Read General Comment No. 8 of the Human Rights Committee: http://www.unhchr.ch/tbs/doc.nsf/(Symbol)/f4253f9572cd4700c12563ed00483bec?Opendocument
ii. The Convention against Torture and Other Cruel, Inhuman or Degrading Treatment or Punishment obliges States Parties to prohibit torture and other cruel, inhuman or degrading treatment committed by public officials or any other person acting in an official capacity. This includes acts of instigation or those committed with the consent of that individual (see Articles 2 and 16).
Note: The Convention against Torture is an international treaty ratified by 149 countries. States that have ratified the Convention have committed themselves to fulfill the Convention, as a legally binding instrument. All countries covered by the Regional Office for South America have ratified the Convention.
Read the Convention against Torture: http://www2.ohchr.org/english/law/cat.htm
How can we interpret Article 2 of the Convention against Torture?
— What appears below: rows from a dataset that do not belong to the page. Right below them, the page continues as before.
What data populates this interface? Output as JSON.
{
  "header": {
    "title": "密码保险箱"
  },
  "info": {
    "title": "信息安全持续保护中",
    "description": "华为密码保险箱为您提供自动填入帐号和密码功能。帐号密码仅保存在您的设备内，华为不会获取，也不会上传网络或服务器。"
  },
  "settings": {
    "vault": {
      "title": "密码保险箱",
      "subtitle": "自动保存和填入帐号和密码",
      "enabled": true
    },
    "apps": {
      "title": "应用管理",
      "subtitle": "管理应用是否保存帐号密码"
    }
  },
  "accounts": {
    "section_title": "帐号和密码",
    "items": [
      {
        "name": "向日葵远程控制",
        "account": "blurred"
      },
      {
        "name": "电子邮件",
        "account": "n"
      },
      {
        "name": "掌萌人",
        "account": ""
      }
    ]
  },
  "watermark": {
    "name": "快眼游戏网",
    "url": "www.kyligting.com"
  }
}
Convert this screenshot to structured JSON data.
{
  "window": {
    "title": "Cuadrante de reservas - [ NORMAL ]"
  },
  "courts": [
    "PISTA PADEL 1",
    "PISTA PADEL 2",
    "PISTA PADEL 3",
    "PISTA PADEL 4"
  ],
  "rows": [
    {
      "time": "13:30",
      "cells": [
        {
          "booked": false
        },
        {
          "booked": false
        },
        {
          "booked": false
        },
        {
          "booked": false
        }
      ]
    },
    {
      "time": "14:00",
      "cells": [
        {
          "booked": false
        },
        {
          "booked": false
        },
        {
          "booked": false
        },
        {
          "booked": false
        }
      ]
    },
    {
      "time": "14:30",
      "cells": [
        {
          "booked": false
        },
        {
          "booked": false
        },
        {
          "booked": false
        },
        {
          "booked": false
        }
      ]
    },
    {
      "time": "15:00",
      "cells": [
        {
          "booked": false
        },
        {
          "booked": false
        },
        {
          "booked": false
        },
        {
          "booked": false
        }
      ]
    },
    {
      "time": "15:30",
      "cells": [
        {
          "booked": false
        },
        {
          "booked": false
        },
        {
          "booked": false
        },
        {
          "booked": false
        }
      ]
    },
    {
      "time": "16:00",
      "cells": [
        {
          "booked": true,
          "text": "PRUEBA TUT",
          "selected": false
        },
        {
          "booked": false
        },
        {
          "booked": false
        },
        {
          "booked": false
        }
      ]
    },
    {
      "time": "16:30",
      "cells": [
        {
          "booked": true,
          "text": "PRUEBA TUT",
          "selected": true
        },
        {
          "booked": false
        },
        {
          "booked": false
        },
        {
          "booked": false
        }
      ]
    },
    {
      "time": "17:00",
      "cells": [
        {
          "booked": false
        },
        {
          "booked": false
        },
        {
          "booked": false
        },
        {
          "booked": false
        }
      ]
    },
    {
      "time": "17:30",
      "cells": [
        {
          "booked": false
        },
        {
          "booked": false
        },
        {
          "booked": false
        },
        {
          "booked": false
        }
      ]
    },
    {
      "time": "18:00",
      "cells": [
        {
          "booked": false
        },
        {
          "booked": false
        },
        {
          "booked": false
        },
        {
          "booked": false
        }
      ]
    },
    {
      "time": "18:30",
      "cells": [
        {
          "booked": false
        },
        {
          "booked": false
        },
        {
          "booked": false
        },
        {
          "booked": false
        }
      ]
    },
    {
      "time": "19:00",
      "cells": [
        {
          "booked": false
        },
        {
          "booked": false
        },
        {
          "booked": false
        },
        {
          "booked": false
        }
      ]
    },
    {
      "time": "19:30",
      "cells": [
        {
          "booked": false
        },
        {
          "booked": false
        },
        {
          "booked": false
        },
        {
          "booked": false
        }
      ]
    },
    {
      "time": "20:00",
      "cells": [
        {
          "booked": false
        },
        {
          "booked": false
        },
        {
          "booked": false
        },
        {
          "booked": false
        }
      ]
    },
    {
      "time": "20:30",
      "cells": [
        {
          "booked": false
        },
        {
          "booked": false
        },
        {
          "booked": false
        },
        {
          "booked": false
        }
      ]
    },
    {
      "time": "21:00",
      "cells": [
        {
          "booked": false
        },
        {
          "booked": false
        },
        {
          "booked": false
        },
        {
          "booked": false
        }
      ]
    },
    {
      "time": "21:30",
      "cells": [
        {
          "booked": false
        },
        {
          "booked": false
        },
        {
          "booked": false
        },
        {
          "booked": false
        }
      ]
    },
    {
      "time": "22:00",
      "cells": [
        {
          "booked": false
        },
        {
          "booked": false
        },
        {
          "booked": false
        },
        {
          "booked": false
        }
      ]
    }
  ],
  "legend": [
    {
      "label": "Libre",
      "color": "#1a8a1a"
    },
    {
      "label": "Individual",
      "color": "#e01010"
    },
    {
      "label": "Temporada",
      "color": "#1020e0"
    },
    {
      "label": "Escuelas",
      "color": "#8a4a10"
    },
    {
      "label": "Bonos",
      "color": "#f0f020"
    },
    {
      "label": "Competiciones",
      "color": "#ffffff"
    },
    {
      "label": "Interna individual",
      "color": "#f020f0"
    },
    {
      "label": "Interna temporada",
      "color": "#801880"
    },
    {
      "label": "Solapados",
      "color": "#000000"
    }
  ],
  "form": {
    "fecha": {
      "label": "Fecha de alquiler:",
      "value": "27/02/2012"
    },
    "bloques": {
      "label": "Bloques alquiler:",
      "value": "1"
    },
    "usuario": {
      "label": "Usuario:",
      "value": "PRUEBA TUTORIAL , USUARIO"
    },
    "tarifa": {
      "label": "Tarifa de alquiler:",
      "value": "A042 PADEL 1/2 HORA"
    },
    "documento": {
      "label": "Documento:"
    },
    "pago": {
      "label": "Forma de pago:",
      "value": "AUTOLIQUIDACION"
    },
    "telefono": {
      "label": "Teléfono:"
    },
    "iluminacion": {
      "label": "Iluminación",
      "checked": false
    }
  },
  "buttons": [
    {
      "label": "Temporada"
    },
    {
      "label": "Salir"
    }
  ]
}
General Comment No. 2 of the Committee against Torture considers that the prohibition of torture (art. 2) and ill treatment (art. 16) is absolute in the Convention, and that its prevention should be effective and imperative. States Parties are obliged to remove all obstacles to the eradication of torture and ill-treatment. They must also take effective measures to prevent these behaviours and their reiteration. States Parties are also required to constantly review and improve their national legislation and action in regard to the Convention. If the measures taken by the State Party failed to eradicate torture, the Convention calls for a review or for more effective measures. The Committee absolutely condemns the justification of torture and ill-treatment as a measure to protect public security or to prevent emergencies or any other situation. The Committee considers that amnesties or other impediments to the prosecution as well as the prompt and impartial punishment of the perpetrators of torture or ill-treatment are a violation of the prohibition. Actions that demonstrate unwillingness in this respect may also constitute a violation of the treaty.
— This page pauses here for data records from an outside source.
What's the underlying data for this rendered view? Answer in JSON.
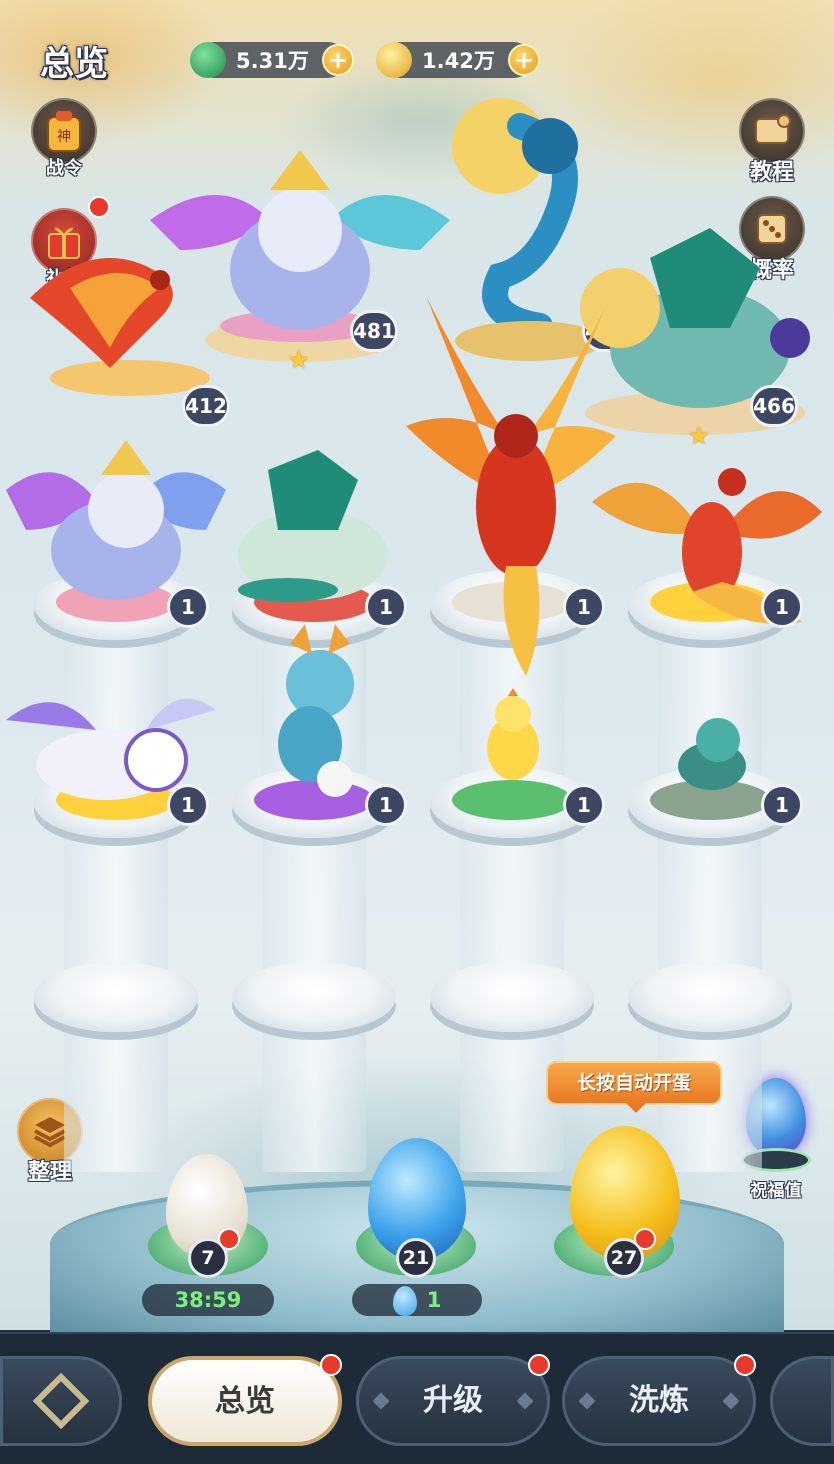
{
  "header": {
    "title": "总览",
    "currency_jade": {
      "icon": "jade-dragon-icon",
      "value": "5.31万"
    },
    "currency_gold": {
      "icon": "gold-coin-icon",
      "value": "1.42万"
    }
  },
  "side_left": {
    "battle_pass": {
      "icon": "battle-pass-icon",
      "label": "战令"
    },
    "gift_pack": {
      "icon": "gift-box-icon",
      "label": "礼包"
    },
    "sort": {
      "icon": "stack-layers-icon",
      "label": "整理"
    }
  },
  "side_right": {
    "tutorial": {
      "icon": "scroll-icon",
      "label": "教程"
    },
    "probability": {
      "icon": "dice-icon",
      "label": "概率"
    },
    "blessing": {
      "icon": "blessing-egg-icon",
      "label": "祝福值"
    }
  },
  "top_beasts": [
    {
      "name": "fire-phoenix",
      "level": "412"
    },
    {
      "name": "winged-qilin",
      "level": "481",
      "star": true
    },
    {
      "name": "azure-dragon",
      "level": "440"
    },
    {
      "name": "jade-turtle",
      "level": "466",
      "star": true
    }
  ],
  "pedestal_row1": [
    {
      "creature": "winged-qilin",
      "pad_color": "#f0a2b6",
      "level": "1"
    },
    {
      "creature": "jade-turtle",
      "pad_color": "#e45a4e",
      "level": "1"
    },
    {
      "creature": "flame-phoenix",
      "pad_color": "#e6e1d4",
      "level": "1"
    },
    {
      "creature": "red-phoenix",
      "pad_color": "#ffd23d",
      "level": "1"
    }
  ],
  "pedestal_row2": [
    {
      "creature": "white-tiger",
      "pad_color": "#ffd23d",
      "level": "1"
    },
    {
      "creature": "baby-dragon",
      "pad_color": "#a65fe0",
      "level": "1"
    },
    {
      "creature": "yellow-chick",
      "pad_color": "#5ac06e",
      "level": "1"
    },
    {
      "creature": "baby-turtle",
      "pad_color": "#8aa38f",
      "level": "1"
    }
  ],
  "eggs": {
    "tooltip": "长按自动开蛋",
    "white": {
      "count": "7",
      "timer": "38:59"
    },
    "blue": {
      "count": "21",
      "extra": "1"
    },
    "gold": {
      "count": "27"
    }
  },
  "nav": {
    "menu_icon": "diamond-logo-icon",
    "tabs": [
      "总览",
      "升级",
      "洗炼"
    ]
  }
}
Read General Comment No. 2 of the Committee against Torture :http://daccess-dds-ny.un.org/doc/UNDOC/GEN/G08/402/62/PDF/G0840262.pdf?OpenElement
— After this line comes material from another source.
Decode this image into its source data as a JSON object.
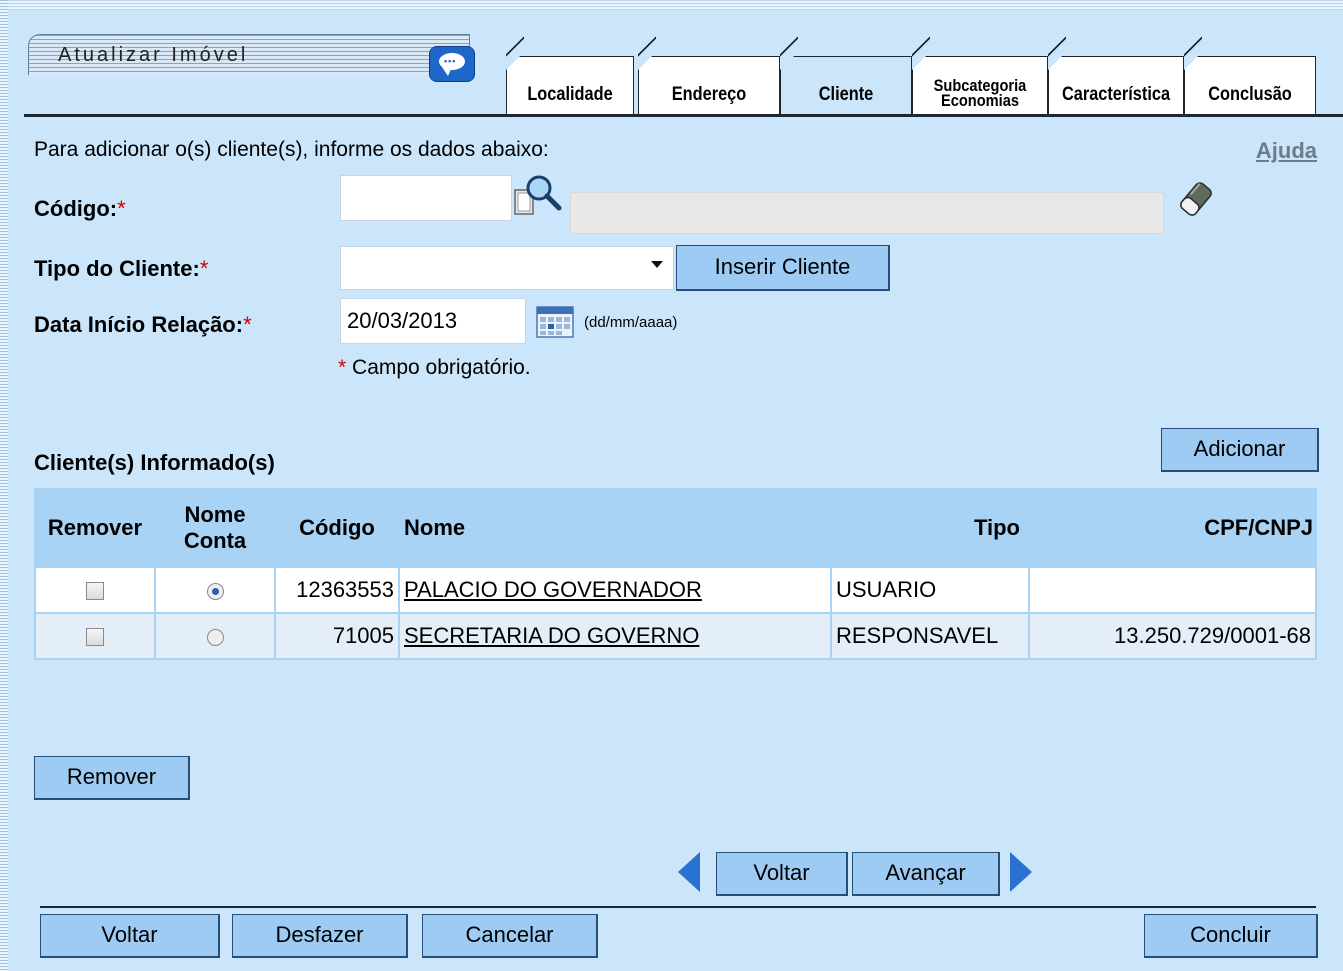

iii. Other international instruments regulating the use of force by law enforcement officials:
There are equally instruments adopted by the General Assembly and the Economic and Social Council, which lack the binding force of international treaties, but which nevertheless provide universal guidelines that describe the minimum standards for the activities of law enforcement officers:
- Code of Conduct for Law Enforcement Officials: indicates that force can be used ¨ only when strictly necessary and to the extent required for the performance of their duty.¨ The use of force can take place only in exceptional cases and always respecting the principles of proportionality, legality, responsibility and necessity. Read the Code of Conduct: http://www2.ohchr.org/english/law/codeofconduct.htm
- Basic Principles on the Use of Force and Firearms by Law Enforcement Officials: specifies the conditions that must be met for the use of firearms. These principles dictate that proportionality must be assessed in relation to the seriousness of the offense and the legitimate objective to be achieved, as well as the principles of legality, responsibility and necessity.
Read the Basic Principles: http://www2.ohchr.org/english/law/firearms.htm
For its part, the United Nations Office of the High Commissioner for Human Rights has produced a Manual on human rights for the police.
Read the Manual: http://www.ohchr.org/Documents/Publications/training5en.pdf
Read the Expanded Pocketbook on Human Rights for the Police: http://www.ohchr.org/Documents/Publications/training5Add3en.pdf
> Related links:
Information note: “Social protest: What are the State´s responsibilities according to international human rights standards?” http://acnudh.org/?p=11868